What the task asks: Where a line of the following data contains the string "сегодня", include it in the tally. Report the total alone.

Exercise data:

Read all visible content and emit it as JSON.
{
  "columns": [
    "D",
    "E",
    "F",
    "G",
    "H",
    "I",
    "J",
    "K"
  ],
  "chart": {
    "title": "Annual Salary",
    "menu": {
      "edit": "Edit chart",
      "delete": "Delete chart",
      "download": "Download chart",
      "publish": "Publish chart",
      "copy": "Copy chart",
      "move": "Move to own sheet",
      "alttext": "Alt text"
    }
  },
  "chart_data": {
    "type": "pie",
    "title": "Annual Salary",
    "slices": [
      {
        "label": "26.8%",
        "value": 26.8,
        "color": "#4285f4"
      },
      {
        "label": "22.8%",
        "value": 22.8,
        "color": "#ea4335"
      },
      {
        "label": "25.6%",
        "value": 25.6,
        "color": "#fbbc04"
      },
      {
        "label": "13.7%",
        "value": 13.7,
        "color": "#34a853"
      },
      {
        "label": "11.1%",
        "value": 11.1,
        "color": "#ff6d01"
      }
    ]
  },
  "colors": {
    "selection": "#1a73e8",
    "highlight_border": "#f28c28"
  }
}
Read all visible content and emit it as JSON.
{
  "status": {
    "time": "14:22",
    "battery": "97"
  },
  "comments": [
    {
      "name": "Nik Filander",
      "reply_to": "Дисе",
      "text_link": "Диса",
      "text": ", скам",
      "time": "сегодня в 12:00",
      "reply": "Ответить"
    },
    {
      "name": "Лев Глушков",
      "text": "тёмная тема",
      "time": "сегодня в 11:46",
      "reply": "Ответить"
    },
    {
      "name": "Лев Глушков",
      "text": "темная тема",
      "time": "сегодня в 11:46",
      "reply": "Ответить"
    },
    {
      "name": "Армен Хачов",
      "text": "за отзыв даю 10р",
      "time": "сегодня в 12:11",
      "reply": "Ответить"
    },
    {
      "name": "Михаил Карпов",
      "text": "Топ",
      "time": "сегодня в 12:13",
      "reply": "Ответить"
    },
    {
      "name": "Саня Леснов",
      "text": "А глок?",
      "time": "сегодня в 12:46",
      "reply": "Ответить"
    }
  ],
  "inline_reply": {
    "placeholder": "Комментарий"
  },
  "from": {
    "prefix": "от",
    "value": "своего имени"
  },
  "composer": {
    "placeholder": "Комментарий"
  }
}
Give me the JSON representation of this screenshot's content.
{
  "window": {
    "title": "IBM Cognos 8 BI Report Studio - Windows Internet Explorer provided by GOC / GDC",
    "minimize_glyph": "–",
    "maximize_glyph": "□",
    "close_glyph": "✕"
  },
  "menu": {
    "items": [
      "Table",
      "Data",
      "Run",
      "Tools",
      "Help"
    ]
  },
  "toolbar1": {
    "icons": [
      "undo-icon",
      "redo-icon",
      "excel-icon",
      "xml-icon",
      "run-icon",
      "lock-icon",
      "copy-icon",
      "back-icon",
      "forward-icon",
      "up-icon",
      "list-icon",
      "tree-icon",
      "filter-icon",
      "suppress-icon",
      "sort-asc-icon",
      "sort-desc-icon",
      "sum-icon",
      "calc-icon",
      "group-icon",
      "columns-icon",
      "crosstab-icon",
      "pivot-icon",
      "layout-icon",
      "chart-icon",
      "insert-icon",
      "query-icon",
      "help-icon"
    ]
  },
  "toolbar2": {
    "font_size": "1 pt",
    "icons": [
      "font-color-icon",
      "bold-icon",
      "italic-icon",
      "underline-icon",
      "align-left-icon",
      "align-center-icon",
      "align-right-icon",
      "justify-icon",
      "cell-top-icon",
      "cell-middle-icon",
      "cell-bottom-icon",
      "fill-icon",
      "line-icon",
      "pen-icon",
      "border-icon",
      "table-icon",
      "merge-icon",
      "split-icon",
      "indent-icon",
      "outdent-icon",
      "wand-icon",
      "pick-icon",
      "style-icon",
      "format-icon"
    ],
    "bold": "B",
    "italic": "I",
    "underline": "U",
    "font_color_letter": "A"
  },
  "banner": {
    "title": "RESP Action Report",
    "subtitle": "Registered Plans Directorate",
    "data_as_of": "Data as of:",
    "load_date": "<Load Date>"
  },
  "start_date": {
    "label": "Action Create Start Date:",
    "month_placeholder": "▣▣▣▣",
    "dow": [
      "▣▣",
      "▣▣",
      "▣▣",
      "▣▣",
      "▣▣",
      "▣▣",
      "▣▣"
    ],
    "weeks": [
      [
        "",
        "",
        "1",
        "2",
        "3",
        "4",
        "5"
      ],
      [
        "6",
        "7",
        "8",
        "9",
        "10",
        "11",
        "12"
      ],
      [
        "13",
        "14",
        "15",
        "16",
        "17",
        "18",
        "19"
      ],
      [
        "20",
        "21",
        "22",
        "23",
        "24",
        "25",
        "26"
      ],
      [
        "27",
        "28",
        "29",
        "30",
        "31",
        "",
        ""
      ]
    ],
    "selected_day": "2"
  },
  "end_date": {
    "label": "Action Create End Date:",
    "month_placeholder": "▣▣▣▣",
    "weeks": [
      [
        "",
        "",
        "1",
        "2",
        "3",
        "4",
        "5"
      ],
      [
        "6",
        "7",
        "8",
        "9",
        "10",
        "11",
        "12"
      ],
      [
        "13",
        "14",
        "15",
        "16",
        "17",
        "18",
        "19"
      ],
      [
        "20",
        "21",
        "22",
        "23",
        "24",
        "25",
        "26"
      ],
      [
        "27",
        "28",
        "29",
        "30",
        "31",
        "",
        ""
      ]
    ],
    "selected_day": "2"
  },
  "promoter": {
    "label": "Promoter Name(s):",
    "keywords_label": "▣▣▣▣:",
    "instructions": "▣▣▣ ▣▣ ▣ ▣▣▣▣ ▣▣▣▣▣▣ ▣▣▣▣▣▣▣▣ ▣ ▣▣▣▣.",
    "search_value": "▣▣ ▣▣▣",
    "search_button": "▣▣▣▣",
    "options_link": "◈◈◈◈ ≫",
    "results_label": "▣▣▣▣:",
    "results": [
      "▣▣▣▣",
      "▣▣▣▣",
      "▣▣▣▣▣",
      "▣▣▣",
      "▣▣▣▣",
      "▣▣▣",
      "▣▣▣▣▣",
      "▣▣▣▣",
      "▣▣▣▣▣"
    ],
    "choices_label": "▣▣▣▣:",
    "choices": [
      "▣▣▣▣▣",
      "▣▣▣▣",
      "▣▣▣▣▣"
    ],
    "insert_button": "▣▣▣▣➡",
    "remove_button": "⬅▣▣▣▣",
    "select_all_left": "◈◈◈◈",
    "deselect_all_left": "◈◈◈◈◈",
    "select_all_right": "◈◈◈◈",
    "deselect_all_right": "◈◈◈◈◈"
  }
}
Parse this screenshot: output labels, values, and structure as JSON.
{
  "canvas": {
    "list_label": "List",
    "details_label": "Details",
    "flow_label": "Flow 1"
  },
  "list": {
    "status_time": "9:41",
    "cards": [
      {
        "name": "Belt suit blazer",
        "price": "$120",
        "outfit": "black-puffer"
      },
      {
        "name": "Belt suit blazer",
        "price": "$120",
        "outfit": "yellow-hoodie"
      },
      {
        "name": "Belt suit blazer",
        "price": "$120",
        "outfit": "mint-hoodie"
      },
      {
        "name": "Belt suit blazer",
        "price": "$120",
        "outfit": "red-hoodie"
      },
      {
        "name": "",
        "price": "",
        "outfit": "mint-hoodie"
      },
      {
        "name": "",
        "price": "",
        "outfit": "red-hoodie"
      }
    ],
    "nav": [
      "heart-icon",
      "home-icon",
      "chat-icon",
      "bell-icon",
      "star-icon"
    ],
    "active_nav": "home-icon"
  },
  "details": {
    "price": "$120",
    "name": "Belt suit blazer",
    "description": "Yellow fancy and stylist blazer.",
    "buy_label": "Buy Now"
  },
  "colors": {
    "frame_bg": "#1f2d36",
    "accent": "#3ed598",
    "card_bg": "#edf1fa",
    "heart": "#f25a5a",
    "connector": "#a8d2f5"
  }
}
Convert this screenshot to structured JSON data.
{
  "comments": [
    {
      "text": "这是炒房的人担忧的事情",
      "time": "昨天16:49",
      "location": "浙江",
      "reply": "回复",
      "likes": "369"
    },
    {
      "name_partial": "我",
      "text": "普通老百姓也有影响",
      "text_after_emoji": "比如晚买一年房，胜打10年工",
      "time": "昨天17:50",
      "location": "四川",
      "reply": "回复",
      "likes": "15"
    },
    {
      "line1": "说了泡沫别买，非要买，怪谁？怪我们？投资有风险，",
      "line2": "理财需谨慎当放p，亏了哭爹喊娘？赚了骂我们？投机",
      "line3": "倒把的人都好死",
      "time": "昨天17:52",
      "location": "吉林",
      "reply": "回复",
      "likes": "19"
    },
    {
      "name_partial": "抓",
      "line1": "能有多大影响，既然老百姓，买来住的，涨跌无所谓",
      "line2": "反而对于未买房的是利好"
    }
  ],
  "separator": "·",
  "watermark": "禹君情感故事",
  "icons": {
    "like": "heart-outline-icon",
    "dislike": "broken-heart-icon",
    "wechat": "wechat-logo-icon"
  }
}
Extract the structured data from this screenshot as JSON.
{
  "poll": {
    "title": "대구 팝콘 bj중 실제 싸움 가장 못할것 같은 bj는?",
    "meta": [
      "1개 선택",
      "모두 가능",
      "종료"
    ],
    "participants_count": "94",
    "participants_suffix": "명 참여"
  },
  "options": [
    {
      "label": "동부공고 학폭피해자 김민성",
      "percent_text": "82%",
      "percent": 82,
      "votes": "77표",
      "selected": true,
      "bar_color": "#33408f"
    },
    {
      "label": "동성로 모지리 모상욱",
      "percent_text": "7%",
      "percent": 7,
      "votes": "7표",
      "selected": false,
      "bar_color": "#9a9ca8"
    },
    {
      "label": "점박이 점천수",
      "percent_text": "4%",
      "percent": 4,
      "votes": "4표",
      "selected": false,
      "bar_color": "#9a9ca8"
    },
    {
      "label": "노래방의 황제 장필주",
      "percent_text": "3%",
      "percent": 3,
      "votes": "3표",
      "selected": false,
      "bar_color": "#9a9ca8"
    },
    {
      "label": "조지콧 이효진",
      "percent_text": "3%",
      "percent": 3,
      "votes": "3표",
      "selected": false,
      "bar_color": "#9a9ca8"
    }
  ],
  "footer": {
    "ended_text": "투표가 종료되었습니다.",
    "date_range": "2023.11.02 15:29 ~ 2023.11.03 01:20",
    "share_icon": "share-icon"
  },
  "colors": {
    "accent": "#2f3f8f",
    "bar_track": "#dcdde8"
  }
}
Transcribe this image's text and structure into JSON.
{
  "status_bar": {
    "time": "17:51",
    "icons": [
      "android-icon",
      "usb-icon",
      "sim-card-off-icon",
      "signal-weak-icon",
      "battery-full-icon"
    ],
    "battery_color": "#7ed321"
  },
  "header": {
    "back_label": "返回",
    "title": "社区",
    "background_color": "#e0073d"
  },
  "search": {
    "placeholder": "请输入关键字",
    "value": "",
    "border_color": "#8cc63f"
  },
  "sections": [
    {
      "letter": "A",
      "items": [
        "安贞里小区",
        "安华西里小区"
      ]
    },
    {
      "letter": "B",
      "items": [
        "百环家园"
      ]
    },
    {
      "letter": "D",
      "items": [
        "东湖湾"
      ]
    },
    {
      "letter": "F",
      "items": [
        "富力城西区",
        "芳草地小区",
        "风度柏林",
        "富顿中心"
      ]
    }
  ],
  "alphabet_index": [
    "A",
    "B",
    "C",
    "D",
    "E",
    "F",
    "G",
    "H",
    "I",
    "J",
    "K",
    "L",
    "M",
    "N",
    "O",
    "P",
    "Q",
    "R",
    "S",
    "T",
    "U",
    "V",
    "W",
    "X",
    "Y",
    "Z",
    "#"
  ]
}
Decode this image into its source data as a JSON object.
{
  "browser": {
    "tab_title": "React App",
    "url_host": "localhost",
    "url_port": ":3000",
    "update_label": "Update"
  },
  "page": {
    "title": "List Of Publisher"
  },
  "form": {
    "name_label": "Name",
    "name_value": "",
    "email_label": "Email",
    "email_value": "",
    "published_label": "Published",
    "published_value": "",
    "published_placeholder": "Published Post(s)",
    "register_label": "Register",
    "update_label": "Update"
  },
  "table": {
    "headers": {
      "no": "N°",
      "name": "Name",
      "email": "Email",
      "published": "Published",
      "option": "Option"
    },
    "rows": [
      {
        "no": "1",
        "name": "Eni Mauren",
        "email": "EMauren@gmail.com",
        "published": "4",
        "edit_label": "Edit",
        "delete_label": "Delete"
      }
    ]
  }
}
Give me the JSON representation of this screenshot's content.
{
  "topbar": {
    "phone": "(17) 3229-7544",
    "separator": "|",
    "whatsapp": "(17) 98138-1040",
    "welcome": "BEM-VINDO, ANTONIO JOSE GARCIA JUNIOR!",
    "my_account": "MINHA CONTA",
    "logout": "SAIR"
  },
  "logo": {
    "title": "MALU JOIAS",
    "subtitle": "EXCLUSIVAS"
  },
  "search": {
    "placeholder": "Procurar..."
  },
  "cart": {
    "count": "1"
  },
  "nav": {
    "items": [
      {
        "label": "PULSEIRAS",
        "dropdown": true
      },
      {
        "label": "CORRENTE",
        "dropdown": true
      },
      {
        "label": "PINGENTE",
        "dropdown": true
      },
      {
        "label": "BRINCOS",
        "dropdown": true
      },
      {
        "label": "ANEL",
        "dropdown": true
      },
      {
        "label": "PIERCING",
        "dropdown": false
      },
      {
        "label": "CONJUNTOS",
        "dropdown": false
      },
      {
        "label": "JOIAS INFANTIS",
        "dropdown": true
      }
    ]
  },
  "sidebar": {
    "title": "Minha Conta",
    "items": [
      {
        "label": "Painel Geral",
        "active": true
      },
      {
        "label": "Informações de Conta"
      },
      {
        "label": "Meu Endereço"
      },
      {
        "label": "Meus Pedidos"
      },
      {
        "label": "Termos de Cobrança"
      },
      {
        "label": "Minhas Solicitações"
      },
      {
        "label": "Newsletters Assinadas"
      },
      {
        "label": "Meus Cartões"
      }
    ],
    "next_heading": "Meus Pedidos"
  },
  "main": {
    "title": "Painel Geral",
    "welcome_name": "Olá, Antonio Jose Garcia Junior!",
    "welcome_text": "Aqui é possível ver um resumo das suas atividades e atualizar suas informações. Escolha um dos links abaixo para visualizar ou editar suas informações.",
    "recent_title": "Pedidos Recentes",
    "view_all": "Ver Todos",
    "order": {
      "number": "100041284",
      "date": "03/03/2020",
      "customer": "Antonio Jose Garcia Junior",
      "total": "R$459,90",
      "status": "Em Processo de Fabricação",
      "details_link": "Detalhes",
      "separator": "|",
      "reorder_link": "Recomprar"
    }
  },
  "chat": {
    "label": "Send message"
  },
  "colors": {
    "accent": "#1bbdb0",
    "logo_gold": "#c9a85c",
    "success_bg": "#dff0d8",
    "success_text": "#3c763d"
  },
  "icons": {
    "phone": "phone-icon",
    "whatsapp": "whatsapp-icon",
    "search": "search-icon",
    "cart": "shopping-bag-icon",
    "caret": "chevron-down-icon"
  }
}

Finished task: 6